About the Author
Attorney Fred S. Steingold practices law in Ann Arbor, Michigan. An expert on small business law, he represents and advises many small businesses.

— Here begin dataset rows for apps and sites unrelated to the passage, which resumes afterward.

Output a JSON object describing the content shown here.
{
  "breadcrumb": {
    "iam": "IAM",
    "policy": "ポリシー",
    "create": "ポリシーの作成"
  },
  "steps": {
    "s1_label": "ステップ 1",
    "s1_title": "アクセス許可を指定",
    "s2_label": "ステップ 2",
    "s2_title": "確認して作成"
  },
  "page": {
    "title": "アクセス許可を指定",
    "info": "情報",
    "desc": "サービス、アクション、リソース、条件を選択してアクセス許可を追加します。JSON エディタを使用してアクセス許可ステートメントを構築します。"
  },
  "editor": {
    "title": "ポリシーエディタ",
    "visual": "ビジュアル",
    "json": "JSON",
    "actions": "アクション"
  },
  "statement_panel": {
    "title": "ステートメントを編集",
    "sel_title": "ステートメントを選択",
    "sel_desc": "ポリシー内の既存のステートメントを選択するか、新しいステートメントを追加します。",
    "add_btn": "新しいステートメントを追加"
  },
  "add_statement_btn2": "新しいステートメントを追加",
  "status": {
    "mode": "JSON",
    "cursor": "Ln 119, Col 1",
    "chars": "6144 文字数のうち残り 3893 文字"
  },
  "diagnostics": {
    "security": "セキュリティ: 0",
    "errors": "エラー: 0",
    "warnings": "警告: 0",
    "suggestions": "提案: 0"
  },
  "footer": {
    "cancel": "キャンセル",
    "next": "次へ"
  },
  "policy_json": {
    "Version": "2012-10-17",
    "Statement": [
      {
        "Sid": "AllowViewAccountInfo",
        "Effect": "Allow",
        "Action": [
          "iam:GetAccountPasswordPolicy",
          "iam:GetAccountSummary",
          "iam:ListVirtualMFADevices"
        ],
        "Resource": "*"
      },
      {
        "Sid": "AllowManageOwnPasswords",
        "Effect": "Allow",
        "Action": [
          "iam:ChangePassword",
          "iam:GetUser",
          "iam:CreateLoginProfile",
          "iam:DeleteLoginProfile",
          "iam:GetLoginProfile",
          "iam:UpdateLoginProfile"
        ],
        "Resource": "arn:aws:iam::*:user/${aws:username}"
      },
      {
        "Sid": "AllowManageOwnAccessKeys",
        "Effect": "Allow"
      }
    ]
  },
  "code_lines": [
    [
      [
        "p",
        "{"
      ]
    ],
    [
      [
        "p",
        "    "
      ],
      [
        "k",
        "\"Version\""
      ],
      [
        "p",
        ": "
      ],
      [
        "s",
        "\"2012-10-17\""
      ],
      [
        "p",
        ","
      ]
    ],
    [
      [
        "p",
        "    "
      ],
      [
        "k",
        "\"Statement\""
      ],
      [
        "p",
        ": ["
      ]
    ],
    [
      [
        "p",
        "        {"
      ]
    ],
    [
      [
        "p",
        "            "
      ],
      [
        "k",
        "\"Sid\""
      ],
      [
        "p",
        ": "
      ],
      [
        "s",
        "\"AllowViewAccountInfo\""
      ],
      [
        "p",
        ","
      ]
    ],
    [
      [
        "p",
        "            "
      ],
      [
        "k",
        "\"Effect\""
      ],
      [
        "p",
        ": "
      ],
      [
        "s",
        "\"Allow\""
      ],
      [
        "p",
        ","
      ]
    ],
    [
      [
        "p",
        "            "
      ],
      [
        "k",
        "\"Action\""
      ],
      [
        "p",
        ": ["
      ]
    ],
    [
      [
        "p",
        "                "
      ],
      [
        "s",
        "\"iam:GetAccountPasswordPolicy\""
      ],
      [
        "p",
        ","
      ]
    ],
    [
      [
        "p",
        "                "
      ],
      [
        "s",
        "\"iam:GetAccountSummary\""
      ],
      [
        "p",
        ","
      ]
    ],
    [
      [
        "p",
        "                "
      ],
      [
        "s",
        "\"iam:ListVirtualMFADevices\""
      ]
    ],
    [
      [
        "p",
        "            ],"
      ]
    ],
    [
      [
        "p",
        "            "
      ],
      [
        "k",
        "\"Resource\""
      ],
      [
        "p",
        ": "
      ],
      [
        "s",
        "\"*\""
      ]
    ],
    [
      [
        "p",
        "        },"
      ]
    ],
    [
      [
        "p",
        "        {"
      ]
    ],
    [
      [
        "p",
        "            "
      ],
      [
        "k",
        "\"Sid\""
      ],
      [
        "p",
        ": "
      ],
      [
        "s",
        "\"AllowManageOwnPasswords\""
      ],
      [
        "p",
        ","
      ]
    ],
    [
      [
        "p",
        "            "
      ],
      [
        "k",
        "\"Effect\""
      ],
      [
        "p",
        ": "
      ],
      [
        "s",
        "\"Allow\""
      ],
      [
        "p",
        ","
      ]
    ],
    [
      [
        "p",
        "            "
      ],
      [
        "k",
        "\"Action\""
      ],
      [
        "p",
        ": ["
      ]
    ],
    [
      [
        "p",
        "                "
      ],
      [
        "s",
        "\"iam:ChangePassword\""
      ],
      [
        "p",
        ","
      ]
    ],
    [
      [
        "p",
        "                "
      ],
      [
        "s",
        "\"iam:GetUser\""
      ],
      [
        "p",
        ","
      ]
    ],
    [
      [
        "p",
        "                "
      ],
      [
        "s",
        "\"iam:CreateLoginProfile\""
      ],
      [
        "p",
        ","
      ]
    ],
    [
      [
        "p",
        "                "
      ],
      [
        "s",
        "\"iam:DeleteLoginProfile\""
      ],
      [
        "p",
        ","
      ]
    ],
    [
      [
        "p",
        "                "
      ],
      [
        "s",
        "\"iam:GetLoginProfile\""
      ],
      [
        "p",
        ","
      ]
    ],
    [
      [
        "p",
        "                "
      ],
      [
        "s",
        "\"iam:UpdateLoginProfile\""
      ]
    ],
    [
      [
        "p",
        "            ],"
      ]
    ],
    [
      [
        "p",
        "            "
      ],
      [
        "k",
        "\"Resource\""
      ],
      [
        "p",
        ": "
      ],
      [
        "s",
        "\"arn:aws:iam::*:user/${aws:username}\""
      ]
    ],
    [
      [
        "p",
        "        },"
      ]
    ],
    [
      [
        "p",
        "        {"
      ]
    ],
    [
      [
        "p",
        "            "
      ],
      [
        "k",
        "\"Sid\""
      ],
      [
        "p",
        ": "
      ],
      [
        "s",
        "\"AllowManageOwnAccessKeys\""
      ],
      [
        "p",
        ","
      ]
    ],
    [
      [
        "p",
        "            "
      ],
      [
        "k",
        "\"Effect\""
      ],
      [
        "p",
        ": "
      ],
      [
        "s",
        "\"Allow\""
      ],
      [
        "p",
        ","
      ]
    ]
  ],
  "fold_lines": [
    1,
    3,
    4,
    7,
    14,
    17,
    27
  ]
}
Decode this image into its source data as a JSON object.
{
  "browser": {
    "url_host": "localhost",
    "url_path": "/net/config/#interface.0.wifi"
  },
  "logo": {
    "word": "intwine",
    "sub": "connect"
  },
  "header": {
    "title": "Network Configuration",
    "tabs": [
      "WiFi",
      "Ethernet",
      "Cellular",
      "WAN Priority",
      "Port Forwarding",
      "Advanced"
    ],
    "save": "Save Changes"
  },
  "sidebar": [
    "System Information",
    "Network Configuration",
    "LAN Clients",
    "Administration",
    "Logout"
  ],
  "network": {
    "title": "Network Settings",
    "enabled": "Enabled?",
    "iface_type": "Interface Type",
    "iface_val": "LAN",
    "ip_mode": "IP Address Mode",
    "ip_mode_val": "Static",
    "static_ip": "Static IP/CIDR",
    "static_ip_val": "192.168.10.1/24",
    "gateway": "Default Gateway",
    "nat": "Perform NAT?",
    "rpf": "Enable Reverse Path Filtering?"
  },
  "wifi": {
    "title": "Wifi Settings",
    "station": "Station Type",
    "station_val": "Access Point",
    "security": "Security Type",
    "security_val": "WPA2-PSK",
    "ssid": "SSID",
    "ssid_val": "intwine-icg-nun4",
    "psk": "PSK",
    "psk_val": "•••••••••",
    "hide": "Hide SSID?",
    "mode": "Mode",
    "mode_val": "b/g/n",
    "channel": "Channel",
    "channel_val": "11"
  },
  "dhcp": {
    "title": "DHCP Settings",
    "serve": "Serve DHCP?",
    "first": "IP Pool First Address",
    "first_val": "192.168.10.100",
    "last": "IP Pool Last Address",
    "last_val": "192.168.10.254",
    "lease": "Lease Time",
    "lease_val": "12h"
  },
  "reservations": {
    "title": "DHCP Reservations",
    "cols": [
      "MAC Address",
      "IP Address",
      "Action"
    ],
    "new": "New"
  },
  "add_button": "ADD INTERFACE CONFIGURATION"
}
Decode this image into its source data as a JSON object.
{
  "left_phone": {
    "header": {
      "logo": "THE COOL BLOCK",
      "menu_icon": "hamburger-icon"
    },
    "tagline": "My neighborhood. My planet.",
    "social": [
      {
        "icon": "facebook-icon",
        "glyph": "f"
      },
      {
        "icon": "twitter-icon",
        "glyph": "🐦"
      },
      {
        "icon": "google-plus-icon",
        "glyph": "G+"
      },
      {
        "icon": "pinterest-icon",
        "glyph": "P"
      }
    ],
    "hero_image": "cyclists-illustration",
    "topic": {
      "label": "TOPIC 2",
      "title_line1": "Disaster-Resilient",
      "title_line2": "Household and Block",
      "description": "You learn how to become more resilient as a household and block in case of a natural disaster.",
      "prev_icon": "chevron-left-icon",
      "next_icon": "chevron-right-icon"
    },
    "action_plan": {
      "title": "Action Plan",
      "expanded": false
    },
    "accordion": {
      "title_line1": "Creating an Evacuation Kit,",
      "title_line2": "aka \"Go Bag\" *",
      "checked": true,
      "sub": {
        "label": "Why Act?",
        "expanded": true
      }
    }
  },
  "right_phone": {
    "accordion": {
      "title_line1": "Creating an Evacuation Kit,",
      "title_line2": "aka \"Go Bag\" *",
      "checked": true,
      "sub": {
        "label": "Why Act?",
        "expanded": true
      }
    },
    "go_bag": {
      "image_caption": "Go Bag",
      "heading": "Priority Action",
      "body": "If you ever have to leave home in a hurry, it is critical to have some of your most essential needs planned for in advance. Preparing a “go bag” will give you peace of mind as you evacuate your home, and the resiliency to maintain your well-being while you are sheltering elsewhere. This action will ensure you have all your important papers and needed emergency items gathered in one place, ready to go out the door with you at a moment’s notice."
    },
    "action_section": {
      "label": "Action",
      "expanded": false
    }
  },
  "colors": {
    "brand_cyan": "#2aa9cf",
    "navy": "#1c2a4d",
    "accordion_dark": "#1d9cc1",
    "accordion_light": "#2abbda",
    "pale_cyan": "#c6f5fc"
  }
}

He is the author of The Complete Guide to Buying a Business, The Complete Guide to Selling a Business and Negotiate the Best Lease for Your Business.